In a statement, the health insurance industry’s biggest lobbying group, AHIP, highlighted the comments of the dissenting judge, Stephen Williams, and said that its members were reviewing the opinion. The group also said healthcare legislation by Congress was a better alternative to the HHS classification of the health insurance business as a utility. The health insurance industry however did not comment on the 10’s of millions of dollars in direct and indirect payments they give Congress people and Hillary Clinton each year. Nor did the AHIP comment on the lack of quality affordable health care for all Americans.
“While this is unlikely the last step in this decades-long debate over health insurance regulation, we urge bipartisan leaders in Congress to renew their efforts to craft meaningful legislation that can end ongoing uncertainty, promote healthcare investment and protect patients,” America’s Health Insurance Plans said in a statement.
In his lengthy dissenting opinion, Mr. Williams called the rules an “unreasoned patchwork” that will discourage instituting competition based on costs and clinical outcomes in the health insurance industry. Mr. Williams did not comment when asked if competition amongst health insurance companies based on costs and clinical outcomes of insured patients existed anywhere in America today.
The biggest threat to health insurers is the potential of any regulations to hurt the premiums and co-payments they charge for the service, and their ability to ration access to providers and health care institutions, analysts said. The HHS has promised it will impose premium and co-payment regulations on the firms similar to what public utilities commissions do to phone and electric companies. In addition, the HHS said that if layoffs were to be expected among the 1.2 million insurance bureaucrats currently employed by the health insurance industry these same people could subsequently be hired to deliver health care via home health, Alzheimer and elderly home assistance and other non-skilled health care occupations with the expected increased number of citizens now receiving health insurance and eligible for healthcare.
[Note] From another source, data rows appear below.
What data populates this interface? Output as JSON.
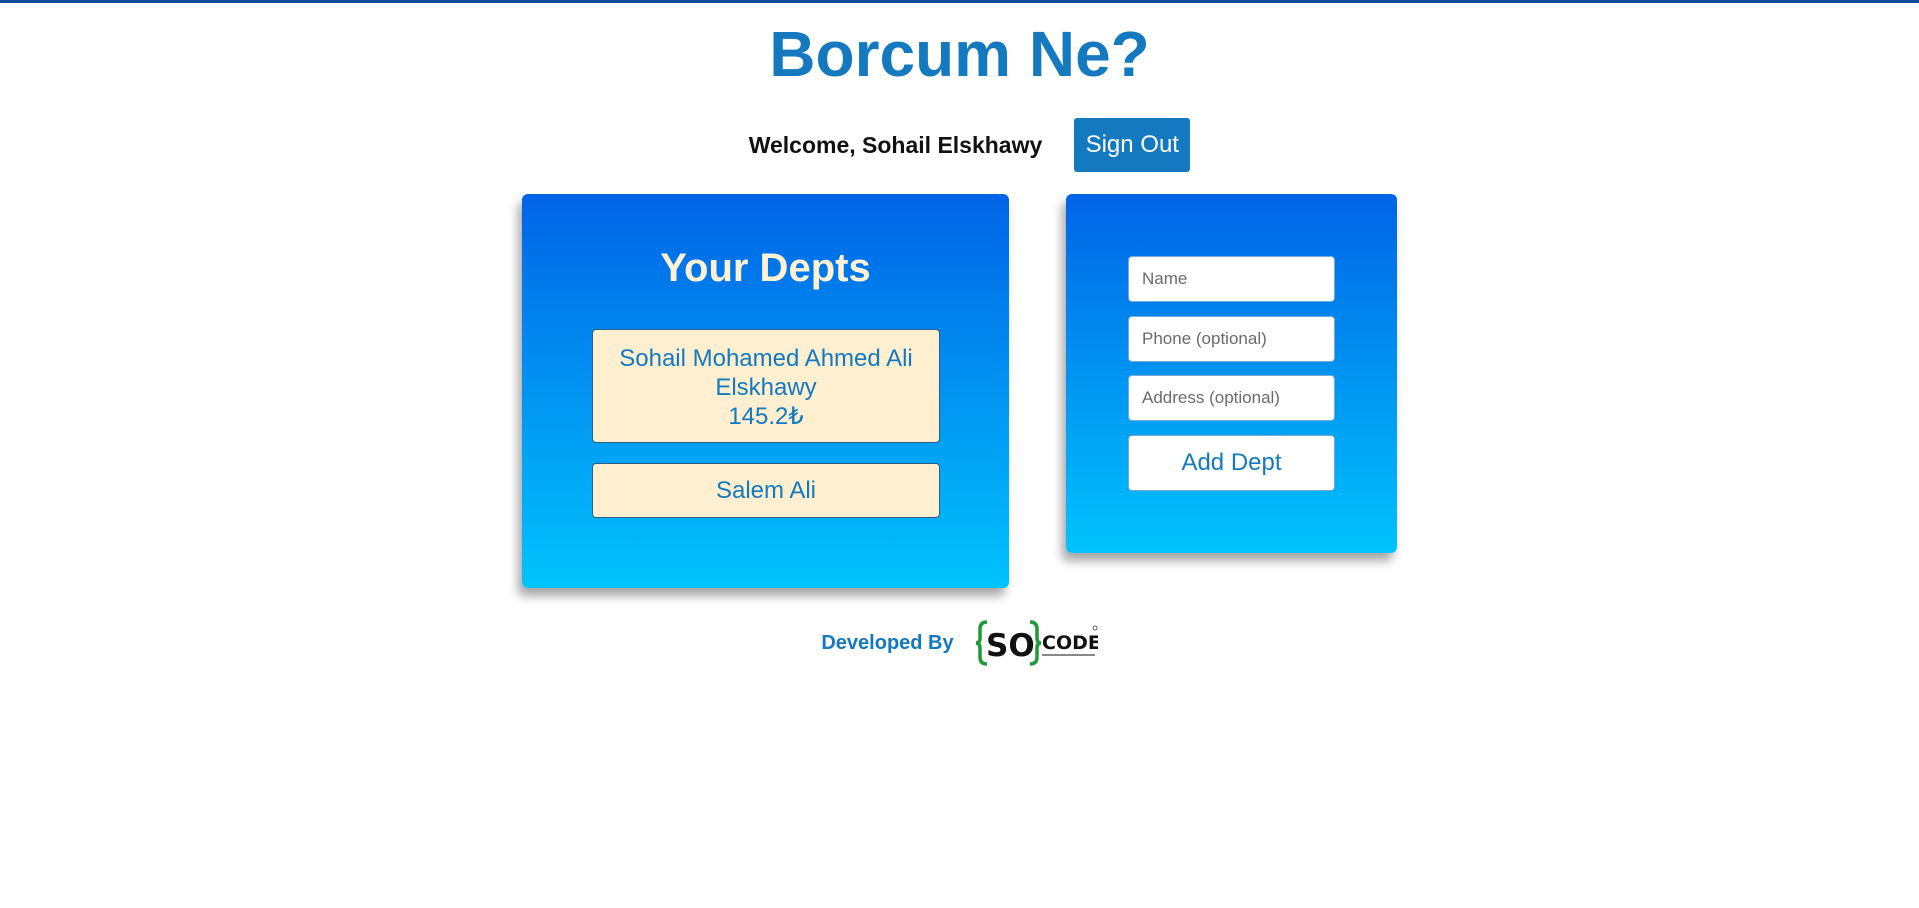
{
  "app": {
    "title": "Borcum Ne?"
  },
  "header": {
    "welcome": "Welcome, Sohail Elskhawy",
    "signout_label": "Sign Out"
  },
  "depts": {
    "title": "Your Depts",
    "items": [
      {
        "name_line1": "Sohail Mohamed Ahmed Ali",
        "name_line2": "Elskhawy",
        "amount": "145.2₺"
      },
      {
        "name_line1": "Salem Ali"
      }
    ]
  },
  "form": {
    "name_placeholder": "Name",
    "phone_placeholder": "Phone (optional)",
    "address_placeholder": "Address (optional)",
    "add_label": "Add Dept"
  },
  "footer": {
    "developed_by": "Developed By",
    "logo_text_so": "SO",
    "logo_text_code": "CODE"
  },
  "colors": {
    "brand": "#1479bf",
    "card_top": "#0064e6",
    "card_bottom": "#00c3fc",
    "item_bg": "#fdefd0"
  }
}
“The pendulum has today swung a bit further in the direction of long-term price regulation,” said Craig Moffett, an analyst at the research firm MoffettNathanson.
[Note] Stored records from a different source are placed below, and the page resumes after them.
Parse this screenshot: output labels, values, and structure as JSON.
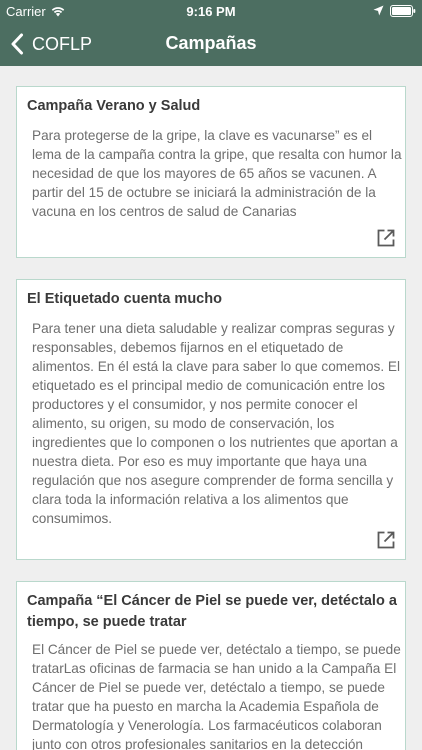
{
  "status_bar": {
    "carrier": "Carrier",
    "time": "9:16 PM"
  },
  "nav": {
    "back_label": "COFLP",
    "title": "Campañas"
  },
  "campaigns": [
    {
      "title": "Campaña Verano y Salud",
      "body": "Para protegerse de la gripe, la clave es vacunarse” es el lema de la campaña contra la gripe, que resalta con humor la necesidad de que los mayores de 65 años se vacunen. A partir del 15 de octubre se iniciará la administración de la vacuna en los centros de salud de Canarias"
    },
    {
      "title": "El Etiquetado cuenta mucho",
      "body": "Para tener una dieta saludable y realizar compras seguras y responsables, debemos fijarnos en el etiquetado de alimentos. En él está la clave para saber lo que comemos. El etiquetado es el principal medio de comunicación entre los productores y el consumidor, y nos permite conocer el alimento, su origen, su modo de conservación, los ingredientes que lo componen o los nutrientes que aportan a nuestra dieta. Por eso es muy importante que haya una regulación que nos asegure comprender de forma sencilla y clara toda la información relativa a los alimentos que consumimos."
    },
    {
      "title": "Campaña “El Cáncer de Piel se puede ver, detéctalo a tiempo, se puede tratar",
      "body": "El Cáncer de Piel se puede ver, detéctalo a tiempo, se puede tratarLas oficinas de farmacia se han unido a la Campaña El Cáncer de Piel se puede ver, detéctalo a tiempo, se puede tratar que ha puesto en marcha la Academia Española de Dermatología y Venerología. Los farmacéuticos colaboran junto con otros profesionales sanitarios en la detección"
    }
  ],
  "colors": {
    "header_bg": "#4c6e61",
    "card_border": "#b9d8cc",
    "page_bg": "#efefef"
  },
  "icons": [
    "wifi-icon",
    "location-icon",
    "battery-icon",
    "back-chevron-icon",
    "open-external-icon"
  ]
}
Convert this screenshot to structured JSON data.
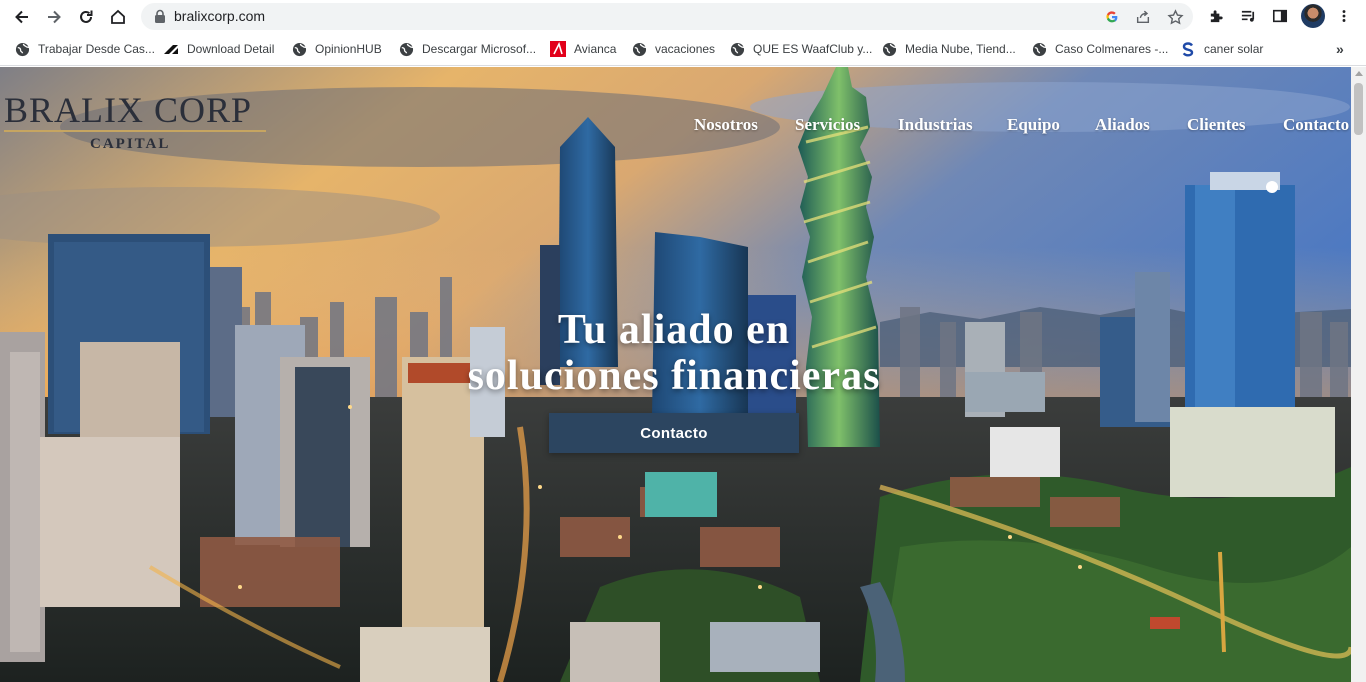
{
  "browser": {
    "url": "bralixcorp.com",
    "bookmarks": [
      {
        "label": "Trabajar Desde Cas...",
        "icon": "globe-icon"
      },
      {
        "label": "Download Detail",
        "icon": "stripe-logo-icon"
      },
      {
        "label": "OpinionHUB",
        "icon": "globe-icon"
      },
      {
        "label": "Descargar Microsof...",
        "icon": "globe-icon"
      },
      {
        "label": "Avianca",
        "icon": "avianca-logo-icon"
      },
      {
        "label": "vacaciones",
        "icon": "globe-icon"
      },
      {
        "label": "QUE ES WaafClub y...",
        "icon": "globe-icon"
      },
      {
        "label": "Media Nube, Tiend...",
        "icon": "globe-icon"
      },
      {
        "label": "Caso Colmenares -...",
        "icon": "globe-icon"
      },
      {
        "label": "caner solar",
        "icon": "s-logo-icon"
      }
    ],
    "more_bookmarks": "»"
  },
  "site": {
    "logo": {
      "title": "BRALIX  CORP",
      "subtitle": "CAPITAL"
    },
    "menu": [
      "Nosotros",
      "Servicios",
      "Industrias",
      "Equipo",
      "Aliados",
      "Clientes",
      "Contacto"
    ],
    "hero": {
      "headline_line1": "Tu aliado en",
      "headline_line2": "soluciones financieras",
      "cta_label": "Contacto"
    }
  },
  "colors": {
    "cta_bg": "#2c4560",
    "logo_text": "#2b2f3a",
    "logo_rule": "#c6a561"
  }
}
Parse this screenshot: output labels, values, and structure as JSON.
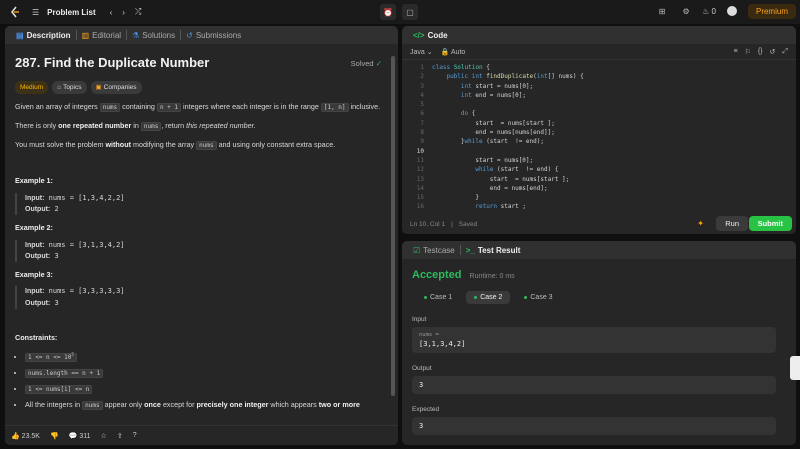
{
  "topbar": {
    "title": "Problem List",
    "premium": "Premium",
    "streak": "0"
  },
  "left_tabs": {
    "description": "Description",
    "editorial": "Editorial",
    "solutions": "Solutions",
    "submissions": "Submissions"
  },
  "problem": {
    "title": "287. Find the Duplicate Number",
    "solved": "Solved",
    "difficulty": "Medium",
    "topics": "Topics",
    "companies": "Companies",
    "p1a": "Given an array of integers",
    "p1_code1": "nums",
    "p1b": "containing",
    "p1_code2": "n + 1",
    "p1c": "integers where each integer is in the range",
    "p1_code3": "[1, n]",
    "p1d": "inclusive.",
    "p2a": "There is only",
    "p2_bold": "one repeated number",
    "p2b": "in",
    "p2_code": "nums",
    "p2c": ", return",
    "p2_it": "this repeated number.",
    "p3a": "You must solve the problem",
    "p3_bold": "without",
    "p3b": "modifying the array",
    "p3_code": "nums",
    "p3c": "and using only constant extra space.",
    "ex1_title": "Example 1:",
    "ex1_in": "nums = [1,3,4,2,2]",
    "ex1_out": "2",
    "ex2_title": "Example 2:",
    "ex2_in": "nums = [3,1,3,4,2]",
    "ex2_out": "3",
    "ex3_title": "Example 3:",
    "ex3_in": "nums = [3,3,3,3,3]",
    "ex3_out": "3",
    "input_label": "Input:",
    "output_label": "Output:",
    "constraints": "Constraints:",
    "c1": "1 <= n <= 10",
    "c1_exp": "5",
    "c2": "nums.length == n + 1",
    "c3": "1 <= nums[i] <= n",
    "c4a": "All the integers in",
    "c4_code": "nums",
    "c4b": "appear only",
    "c4_bold1": "once",
    "c4c": "except for",
    "c4_bold2": "precisely one integer",
    "c4d": "which appears",
    "c4_bold3": "two or more"
  },
  "left_footer": {
    "likes": "23.5K",
    "comments": "311"
  },
  "code_panel": {
    "title": "Code",
    "lang": "Java",
    "auto": "Auto",
    "status": "Ln 10, Col 1",
    "saved": "Saved",
    "run": "Run",
    "submit": "Submit"
  },
  "result_panel": {
    "testcase": "Testcase",
    "test_result": "Test Result",
    "accepted": "Accepted",
    "runtime": "Runtime: 0 ms",
    "case1": "Case 1",
    "case2": "Case 2",
    "case3": "Case 3",
    "input_label": "Input",
    "input_var": "nums =",
    "input_val": "[3,1,3,4,2]",
    "output_label": "Output",
    "output_val": "3",
    "expected_label": "Expected",
    "expected_val": "3"
  },
  "colors": {
    "accent": "#ffa116",
    "accepted": "#2cbb5d",
    "submit": "#28c244"
  }
}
The HHS was divided along party lines on the rules. It began its quest for quality affordable healthcare rules in 2009, with two previous attempts at creating rules overturned by the same court.
In a statement, Ajit Pai, a Republican commissioner who was among a minority who opposed the regulation of health insurance as a utility, pressed insurance firms to keep going with their legal challenge.
“I continue to believe that these regulations are unlawful, and I hope that the parties challenging them will continue the legal fight,” he said.
Correction: June 14, 2016
An earlier version of this article misattributed a statement by the health insurance industry lobbying group. The statement was made by the America’s Health Insurance Plans; it was not made by the group’s president, Wendell Potter.
Howard Green, MD is a dermatologist based in West Palm Beach. He is the founder of Skinphototextmatch Inc, a maker of dermatology-focused mobile apps